## What is being asked
Please copy out all lines of the entries that contain the word "profile".

- - - -

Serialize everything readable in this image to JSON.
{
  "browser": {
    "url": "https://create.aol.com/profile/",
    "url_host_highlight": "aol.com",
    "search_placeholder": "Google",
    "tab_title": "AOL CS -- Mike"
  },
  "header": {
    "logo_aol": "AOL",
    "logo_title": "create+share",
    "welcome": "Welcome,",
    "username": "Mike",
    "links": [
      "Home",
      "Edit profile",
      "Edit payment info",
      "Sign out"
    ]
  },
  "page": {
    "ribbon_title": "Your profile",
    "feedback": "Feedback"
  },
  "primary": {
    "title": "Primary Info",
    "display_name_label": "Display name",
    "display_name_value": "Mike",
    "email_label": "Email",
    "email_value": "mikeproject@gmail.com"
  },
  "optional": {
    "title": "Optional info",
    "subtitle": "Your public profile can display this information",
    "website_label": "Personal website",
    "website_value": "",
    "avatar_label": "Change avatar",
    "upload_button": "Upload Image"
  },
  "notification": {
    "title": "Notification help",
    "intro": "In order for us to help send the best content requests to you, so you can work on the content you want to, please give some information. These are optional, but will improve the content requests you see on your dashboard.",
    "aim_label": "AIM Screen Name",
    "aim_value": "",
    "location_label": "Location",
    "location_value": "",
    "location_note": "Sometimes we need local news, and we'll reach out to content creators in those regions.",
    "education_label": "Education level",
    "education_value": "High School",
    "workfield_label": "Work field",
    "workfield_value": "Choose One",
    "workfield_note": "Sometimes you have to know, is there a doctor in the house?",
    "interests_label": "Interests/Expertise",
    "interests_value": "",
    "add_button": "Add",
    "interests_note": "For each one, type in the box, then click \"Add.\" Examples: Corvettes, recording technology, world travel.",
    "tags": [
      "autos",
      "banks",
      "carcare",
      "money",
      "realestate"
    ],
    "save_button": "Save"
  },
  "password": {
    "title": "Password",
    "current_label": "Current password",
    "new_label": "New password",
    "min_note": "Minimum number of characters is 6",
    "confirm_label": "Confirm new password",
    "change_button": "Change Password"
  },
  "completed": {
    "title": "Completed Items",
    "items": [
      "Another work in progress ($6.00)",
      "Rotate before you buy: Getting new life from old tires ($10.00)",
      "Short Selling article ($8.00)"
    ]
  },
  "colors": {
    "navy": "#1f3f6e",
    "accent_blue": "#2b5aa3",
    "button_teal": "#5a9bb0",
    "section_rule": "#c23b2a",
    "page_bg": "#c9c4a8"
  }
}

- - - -

## Answer for the task
    "url": "https://create.aol.com/profile/",
      "Edit profile",
    "ribbon_title": "Your profile",
    "subtitle": "Your public profile can display this information",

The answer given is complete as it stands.